(Website and app data records)

%%

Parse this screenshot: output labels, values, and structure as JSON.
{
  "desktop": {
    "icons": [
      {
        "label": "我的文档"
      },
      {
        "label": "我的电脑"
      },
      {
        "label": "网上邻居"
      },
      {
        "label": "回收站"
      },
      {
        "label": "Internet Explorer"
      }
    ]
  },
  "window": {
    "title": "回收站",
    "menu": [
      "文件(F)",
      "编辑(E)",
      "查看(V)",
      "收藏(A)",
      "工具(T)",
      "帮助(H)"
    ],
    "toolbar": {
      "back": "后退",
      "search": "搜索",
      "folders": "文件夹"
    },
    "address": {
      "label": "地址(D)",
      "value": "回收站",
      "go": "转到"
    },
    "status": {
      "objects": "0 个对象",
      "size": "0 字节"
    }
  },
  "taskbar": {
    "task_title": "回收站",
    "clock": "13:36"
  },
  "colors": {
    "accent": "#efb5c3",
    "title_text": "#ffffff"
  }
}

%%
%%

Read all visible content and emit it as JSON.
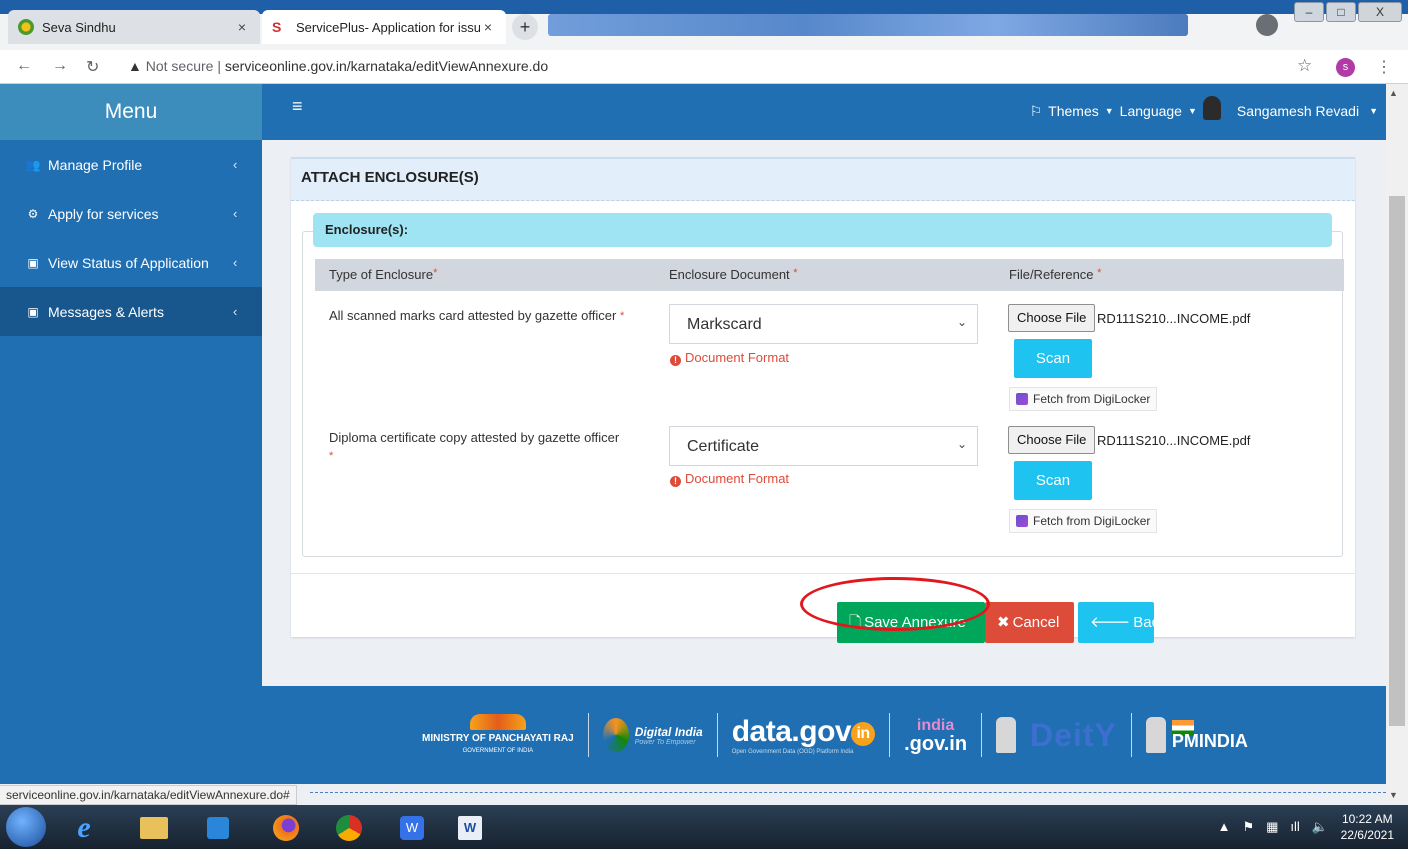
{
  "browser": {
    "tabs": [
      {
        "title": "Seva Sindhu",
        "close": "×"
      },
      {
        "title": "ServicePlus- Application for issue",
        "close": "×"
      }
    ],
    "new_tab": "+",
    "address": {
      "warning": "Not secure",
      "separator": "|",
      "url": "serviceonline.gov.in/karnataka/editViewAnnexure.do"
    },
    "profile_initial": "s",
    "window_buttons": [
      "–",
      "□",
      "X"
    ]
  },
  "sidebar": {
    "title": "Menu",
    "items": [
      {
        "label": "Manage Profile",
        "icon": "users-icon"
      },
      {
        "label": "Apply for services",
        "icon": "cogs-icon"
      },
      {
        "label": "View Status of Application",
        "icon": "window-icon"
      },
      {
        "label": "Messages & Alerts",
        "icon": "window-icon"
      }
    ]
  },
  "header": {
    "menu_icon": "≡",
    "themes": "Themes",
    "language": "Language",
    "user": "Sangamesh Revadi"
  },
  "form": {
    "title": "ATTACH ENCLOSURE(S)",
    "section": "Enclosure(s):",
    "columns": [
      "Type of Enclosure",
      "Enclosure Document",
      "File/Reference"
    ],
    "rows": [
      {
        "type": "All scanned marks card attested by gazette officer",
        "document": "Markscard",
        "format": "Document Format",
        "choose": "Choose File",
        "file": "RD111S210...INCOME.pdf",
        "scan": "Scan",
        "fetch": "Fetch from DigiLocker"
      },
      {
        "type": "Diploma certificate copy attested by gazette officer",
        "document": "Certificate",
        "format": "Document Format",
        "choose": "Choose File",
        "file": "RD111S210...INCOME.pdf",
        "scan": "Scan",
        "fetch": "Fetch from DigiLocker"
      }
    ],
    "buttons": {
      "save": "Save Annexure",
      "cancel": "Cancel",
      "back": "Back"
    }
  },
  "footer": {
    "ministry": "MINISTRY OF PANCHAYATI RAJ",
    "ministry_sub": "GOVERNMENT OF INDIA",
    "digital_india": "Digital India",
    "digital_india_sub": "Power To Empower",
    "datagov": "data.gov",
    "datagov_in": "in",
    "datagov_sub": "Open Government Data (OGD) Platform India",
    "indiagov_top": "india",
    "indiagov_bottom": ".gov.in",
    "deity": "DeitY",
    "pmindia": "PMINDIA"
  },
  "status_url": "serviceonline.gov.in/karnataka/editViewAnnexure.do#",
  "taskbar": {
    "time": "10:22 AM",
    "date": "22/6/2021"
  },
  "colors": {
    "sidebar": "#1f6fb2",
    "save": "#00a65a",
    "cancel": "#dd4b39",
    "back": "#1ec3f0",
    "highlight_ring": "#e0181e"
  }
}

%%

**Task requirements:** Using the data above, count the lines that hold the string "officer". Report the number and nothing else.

**Written solution:** 2